§ **TASK GOAL**
Retype the data below, every word of it, exactly.
____ RECORDS
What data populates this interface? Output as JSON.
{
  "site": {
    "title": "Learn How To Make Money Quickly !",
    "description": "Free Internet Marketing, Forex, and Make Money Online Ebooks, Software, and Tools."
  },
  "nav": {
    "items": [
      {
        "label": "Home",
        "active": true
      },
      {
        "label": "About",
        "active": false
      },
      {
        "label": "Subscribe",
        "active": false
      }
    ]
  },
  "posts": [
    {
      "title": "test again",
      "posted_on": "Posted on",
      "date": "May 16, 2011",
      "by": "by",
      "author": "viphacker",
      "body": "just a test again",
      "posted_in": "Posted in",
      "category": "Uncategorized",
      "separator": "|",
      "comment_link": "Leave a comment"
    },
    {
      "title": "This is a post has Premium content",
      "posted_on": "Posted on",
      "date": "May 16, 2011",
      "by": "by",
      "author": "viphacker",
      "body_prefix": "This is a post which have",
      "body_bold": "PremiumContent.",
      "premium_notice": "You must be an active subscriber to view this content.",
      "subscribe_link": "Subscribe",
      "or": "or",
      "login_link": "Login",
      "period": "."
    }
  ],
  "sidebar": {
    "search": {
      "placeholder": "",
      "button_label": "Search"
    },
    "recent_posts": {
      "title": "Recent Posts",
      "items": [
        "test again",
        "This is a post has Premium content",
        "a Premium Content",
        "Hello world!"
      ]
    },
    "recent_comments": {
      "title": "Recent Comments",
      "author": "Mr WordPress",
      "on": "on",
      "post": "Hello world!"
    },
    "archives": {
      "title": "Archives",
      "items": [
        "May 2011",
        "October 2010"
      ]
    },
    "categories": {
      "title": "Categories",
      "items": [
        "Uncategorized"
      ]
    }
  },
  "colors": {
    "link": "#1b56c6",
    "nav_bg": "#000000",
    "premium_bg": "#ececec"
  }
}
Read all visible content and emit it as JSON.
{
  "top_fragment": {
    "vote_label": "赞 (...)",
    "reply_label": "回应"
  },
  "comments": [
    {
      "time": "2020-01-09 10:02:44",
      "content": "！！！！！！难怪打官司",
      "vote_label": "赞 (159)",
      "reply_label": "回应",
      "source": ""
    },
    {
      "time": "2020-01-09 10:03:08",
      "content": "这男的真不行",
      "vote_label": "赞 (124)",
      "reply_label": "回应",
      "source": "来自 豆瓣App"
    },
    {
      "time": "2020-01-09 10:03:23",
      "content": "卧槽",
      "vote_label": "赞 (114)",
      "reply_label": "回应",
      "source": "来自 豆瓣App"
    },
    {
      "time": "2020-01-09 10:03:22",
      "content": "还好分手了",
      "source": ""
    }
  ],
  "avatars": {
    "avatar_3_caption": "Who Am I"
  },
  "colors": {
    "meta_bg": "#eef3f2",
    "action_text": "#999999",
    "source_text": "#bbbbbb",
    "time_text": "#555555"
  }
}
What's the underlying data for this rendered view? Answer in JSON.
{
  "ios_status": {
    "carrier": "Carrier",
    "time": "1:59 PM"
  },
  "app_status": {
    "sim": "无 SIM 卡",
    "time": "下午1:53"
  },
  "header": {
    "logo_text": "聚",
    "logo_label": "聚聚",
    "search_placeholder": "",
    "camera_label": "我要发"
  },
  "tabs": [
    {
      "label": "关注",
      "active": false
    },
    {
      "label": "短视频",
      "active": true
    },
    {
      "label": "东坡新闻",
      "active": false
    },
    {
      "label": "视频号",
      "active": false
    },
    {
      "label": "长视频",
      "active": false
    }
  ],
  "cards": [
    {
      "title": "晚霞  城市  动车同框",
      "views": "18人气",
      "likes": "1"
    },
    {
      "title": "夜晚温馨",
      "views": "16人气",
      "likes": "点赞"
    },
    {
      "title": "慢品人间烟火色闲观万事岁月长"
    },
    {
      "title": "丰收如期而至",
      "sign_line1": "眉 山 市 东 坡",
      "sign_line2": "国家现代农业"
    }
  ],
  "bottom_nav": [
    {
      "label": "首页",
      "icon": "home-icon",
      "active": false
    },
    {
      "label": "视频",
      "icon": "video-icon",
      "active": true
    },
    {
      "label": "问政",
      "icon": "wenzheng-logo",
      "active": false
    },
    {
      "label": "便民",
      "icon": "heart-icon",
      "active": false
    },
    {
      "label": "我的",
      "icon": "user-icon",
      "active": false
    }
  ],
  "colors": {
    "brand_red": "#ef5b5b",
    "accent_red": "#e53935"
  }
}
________
§ **RESPONSE TO THIS EXERCISE**
What data populates this interface? Output as JSON.
{
  "site": {
    "title": "Learn How To Make Money Quickly !",
    "description": "Free Internet Marketing, Forex, and Make Money Online Ebooks, Software, and Tools."
  },
  "nav": {
    "items": [
      {
        "label": "Home",
        "active": true
      },
      {
        "label": "About",
        "active": false
      },
      {
        "label": "Subscribe",
        "active": false
      }
    ]
  },
  "posts": [
    {
      "title": "test again",
      "posted_on": "Posted on",
      "date": "May 16, 2011",
      "by": "by",
      "author": "viphacker",
      "body": "just a test again",
      "posted_in": "Posted in",
      "category": "Uncategorized",
      "separator": "|",
      "comment_link": "Leave a comment"
    },
    {
      "title": "This is a post has Premium content",
      "posted_on": "Posted on",
      "date": "May 16, 2011",
      "by": "by",
      "author": "viphacker",
      "body_prefix": "This is a post which have",
      "body_bold": "PremiumContent.",
      "premium_notice": "You must be an active subscriber to view this content.",
      "subscribe_link": "Subscribe",
      "or": "or",
      "login_link": "Login",
      "period": "."
    }
  ],
  "sidebar": {
    "search": {
      "placeholder": "",
      "button_label": "Search"
    },
    "recent_posts": {
      "title": "Recent Posts",
      "items": [
        "test again",
        "This is a post has Premium content",
        "a Premium Content",
        "Hello world!"
      ]
    },
    "recent_comments": {
      "title": "Recent Comments",
      "author": "Mr WordPress",
      "on": "on",
      "post": "Hello world!"
    },
    "archives": {
      "title": "Archives",
      "items": [
        "May 2011",
        "October 2010"
      ]
    },
    "categories": {
      "title": "Categories",
      "items": [
        "Uncategorized"
      ]
    }
  },
  "colors": {
    "link": "#1b56c6",
    "nav_bg": "#000000",
    "premium_bg": "#ececec"
  }
}
Read all visible content and emit it as JSON.
{
  "top_fragment": {
    "vote_label": "赞 (...)",
    "reply_label": "回应"
  },
  "comments": [
    {
      "time": "2020-01-09 10:02:44",
      "content": "！！！！！！难怪打官司",
      "vote_label": "赞 (159)",
      "reply_label": "回应",
      "source": ""
    },
    {
      "time": "2020-01-09 10:03:08",
      "content": "这男的真不行",
      "vote_label": "赞 (124)",
      "reply_label": "回应",
      "source": "来自 豆瓣App"
    },
    {
      "time": "2020-01-09 10:03:23",
      "content": "卧槽",
      "vote_label": "赞 (114)",
      "reply_label": "回应",
      "source": "来自 豆瓣App"
    },
    {
      "time": "2020-01-09 10:03:22",
      "content": "还好分手了",
      "source": ""
    }
  ],
  "avatars": {
    "avatar_3_caption": "Who Am I"
  },
  "colors": {
    "meta_bg": "#eef3f2",
    "action_text": "#999999",
    "source_text": "#bbbbbb",
    "time_text": "#555555"
  }
}
What's the underlying data for this rendered view? Answer in JSON.
{
  "ios_status": {
    "carrier": "Carrier",
    "time": "1:59 PM"
  },
  "app_status": {
    "sim": "无 SIM 卡",
    "time": "下午1:53"
  },
  "header": {
    "logo_text": "聚",
    "logo_label": "聚聚",
    "search_placeholder": "",
    "camera_label": "我要发"
  },
  "tabs": [
    {
      "label": "关注",
      "active": false
    },
    {
      "label": "短视频",
      "active": true
    },
    {
      "label": "东坡新闻",
      "active": false
    },
    {
      "label": "视频号",
      "active": false
    },
    {
      "label": "长视频",
      "active": false
    }
  ],
  "cards": [
    {
      "title": "晚霞  城市  动车同框",
      "views": "18人气",
      "likes": "1"
    },
    {
      "title": "夜晚温馨",
      "views": "16人气",
      "likes": "点赞"
    },
    {
      "title": "慢品人间烟火色闲观万事岁月长"
    },
    {
      "title": "丰收如期而至",
      "sign_line1": "眉 山 市 东 坡",
      "sign_line2": "国家现代农业"
    }
  ],
  "bottom_nav": [
    {
      "label": "首页",
      "icon": "home-icon",
      "active": false
    },
    {
      "label": "视频",
      "icon": "video-icon",
      "active": true
    },
    {
      "label": "问政",
      "icon": "wenzheng-logo",
      "active": false
    },
    {
      "label": "便民",
      "icon": "heart-icon",
      "active": false
    },
    {
      "label": "我的",
      "icon": "user-icon",
      "active": false
    }
  ],
  "colors": {
    "brand_red": "#ef5b5b",
    "accent_red": "#e53935"
  }
}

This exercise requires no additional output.